Though the city has a projected $101 million shortfall in the 1997-98 fiscal year, Riordan proposes to make up the deficit without any new taxes and fees, instead raising the revenue through a series of steps, including “reimbursing” the general fund for money spent on wastewater treatment and allocating public transit funds for street paving.
While all categories of locally generated revenues had increases projected for the 1997-98 fiscal year, most of those gains were minimal and do not bring revenues to pre-recession levels.
“Basically what it does reflect is that the local economy is in a recovery mode,” said Jack Kyser, chief economist for the Economic Development Corp. of L.A. County. “The economy is coming back still not to the old peak levels but still coming back.”
Over the next fiscal year, the city expects to bring in $477 million in property taxes, $473 million in utility users taxes, $380 million in licenses, permits, fees and fines, $301 million in business taxes, $294 million in sales taxes, $148 million in state motor vehicle license fees, $81 million in transient occupancy taxes and $58 million in document transfer taxes.
One example of the modest economic recovery, said Marc Girard, a chief administrative analyst with the city, is the $294 million L.A. expects in sales tax revenues over the next fiscal year.
That amount is a 3 percent increase over this year’s sales tax revenues, but only brings it slightly above the $292.6 million the city made in sales tax in the 1990-91 fiscal year the first year of the recession and still below the $297.2 million the city made in its peak year.
“Now you understand what I mean when I say it’s a modest recovery,” Girard said.
Kyser said there could be other reasons for the slow growth of city tax revenues, which lag considerably behind L.A. County and statewide increases.
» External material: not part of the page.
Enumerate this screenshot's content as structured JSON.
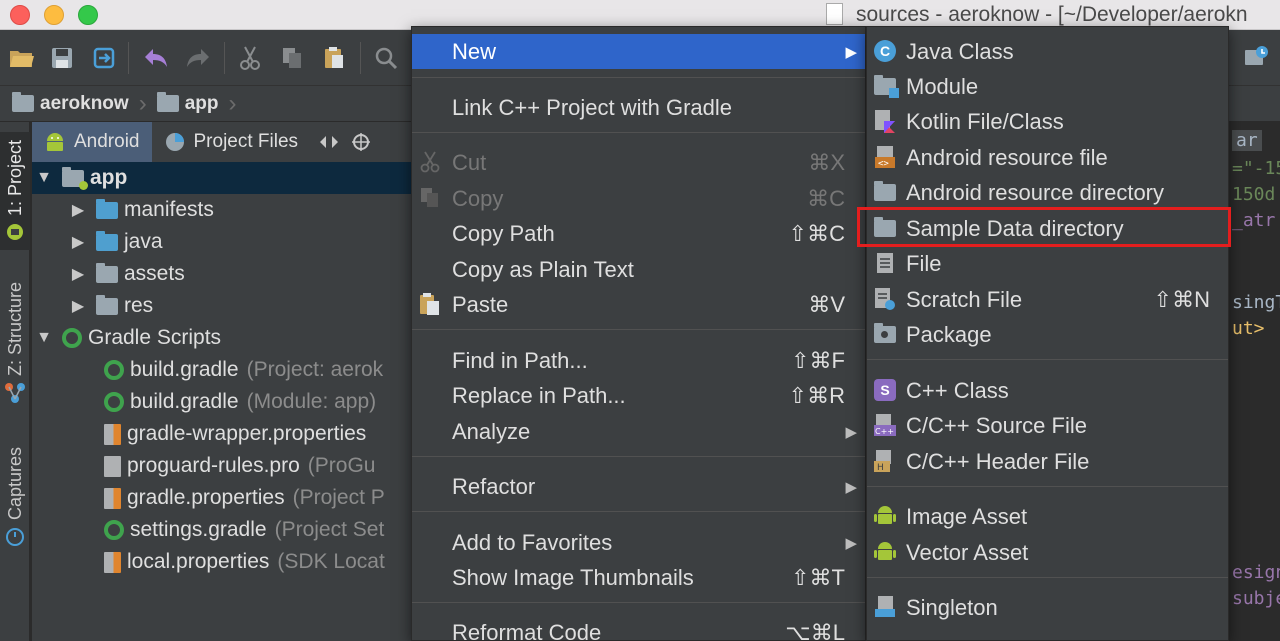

The chief reason for the lag, Kyser said, is that some of the L.A. area’s highest sales tax-producing shopping and auto malls are outside L.A.’s city limits, in cities such as Beverly Hills, Santa Monica, Burbank and Glendale.
“There’s a lot of leakage of sales tax revenue from the city to other cities,” he said.
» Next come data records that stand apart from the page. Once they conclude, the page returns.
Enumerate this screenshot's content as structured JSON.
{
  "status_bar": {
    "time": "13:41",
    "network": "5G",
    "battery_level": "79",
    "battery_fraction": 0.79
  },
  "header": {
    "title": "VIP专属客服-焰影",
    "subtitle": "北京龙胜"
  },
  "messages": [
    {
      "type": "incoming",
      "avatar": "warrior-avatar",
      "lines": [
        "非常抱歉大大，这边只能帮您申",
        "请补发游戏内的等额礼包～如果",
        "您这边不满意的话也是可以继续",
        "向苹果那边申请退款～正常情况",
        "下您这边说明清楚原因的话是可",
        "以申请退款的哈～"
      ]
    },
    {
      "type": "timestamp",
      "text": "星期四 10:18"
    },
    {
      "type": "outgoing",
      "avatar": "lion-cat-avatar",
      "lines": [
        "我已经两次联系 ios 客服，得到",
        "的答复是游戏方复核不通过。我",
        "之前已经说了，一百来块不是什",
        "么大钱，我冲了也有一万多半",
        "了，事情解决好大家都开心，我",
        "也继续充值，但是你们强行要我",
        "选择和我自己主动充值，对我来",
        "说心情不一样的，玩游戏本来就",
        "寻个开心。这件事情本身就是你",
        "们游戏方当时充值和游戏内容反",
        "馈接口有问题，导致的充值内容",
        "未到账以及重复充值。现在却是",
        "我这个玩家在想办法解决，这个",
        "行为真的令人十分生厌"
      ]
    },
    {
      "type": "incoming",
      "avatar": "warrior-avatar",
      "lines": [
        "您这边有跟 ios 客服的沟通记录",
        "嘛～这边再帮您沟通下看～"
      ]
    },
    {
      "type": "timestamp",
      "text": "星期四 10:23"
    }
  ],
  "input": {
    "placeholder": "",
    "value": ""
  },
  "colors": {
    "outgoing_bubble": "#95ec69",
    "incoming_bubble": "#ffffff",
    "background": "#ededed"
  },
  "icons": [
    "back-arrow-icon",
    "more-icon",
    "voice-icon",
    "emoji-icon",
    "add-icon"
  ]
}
On a county level, revenue gains are also expected to be modest. For example, in the $11.17 billion 1997-98 Los Angeles County budget, approved in principle by the Board of Supervisors last week, property taxes are only expected to grow to $1.148 billion in the next fiscal year, versus $1.143 billion this year.
“In the good old days, it was up 10 to 12 percent a year,” said Chief Administrative Officer David E. Janssen at a press conference last week.
But Kyser said that since most of the county’s budget is composed of “flow-through money” money from state and federal sources, as well as special funds and districts and that locally generated funds account for only 19 percent of the budget, city budgets are much more reliable gauges of the economy.
“The city more accurately reflects the state of the economy than the county,” he said.
Kyser said that he saw problems in the city’s budget, which was proposed by Mayor Richard Riordan on April 18 and is under consideration by the City Council.
He said the budget is too aggressive in some areas such as property tax revenues, where a two percent growth is expected and too conservative in other areas, such as transient occupancy tax revenues, where a five percent growth is expected.
The projected growth in property tax revenues is too optimistic, Kyser said, because the real estate market while improving had not yet fully picked up. Meanwhile, revenues from hotel occupancy taxes may be on the low side, he said, because the tourism industry is looking good for the coming year.
“The tourist business is very strong. Everyone has been very optimistic,” he said, adding that the opening of the new J. Paul Getty museum in the Sepulveda Pass will attract extra tourists to L.A. toward the end of the year.
One area where the city expects to make more money this year than last is in business license taxes. According to the mayor’s budget, there is expected to be a three percent increase in business tax revenues over the next fiscal year.
But Girard said much of the increased revenue will come from the legalization of home-based businesses and increased crackdown on scofflaws who have not registered as businesses with the city.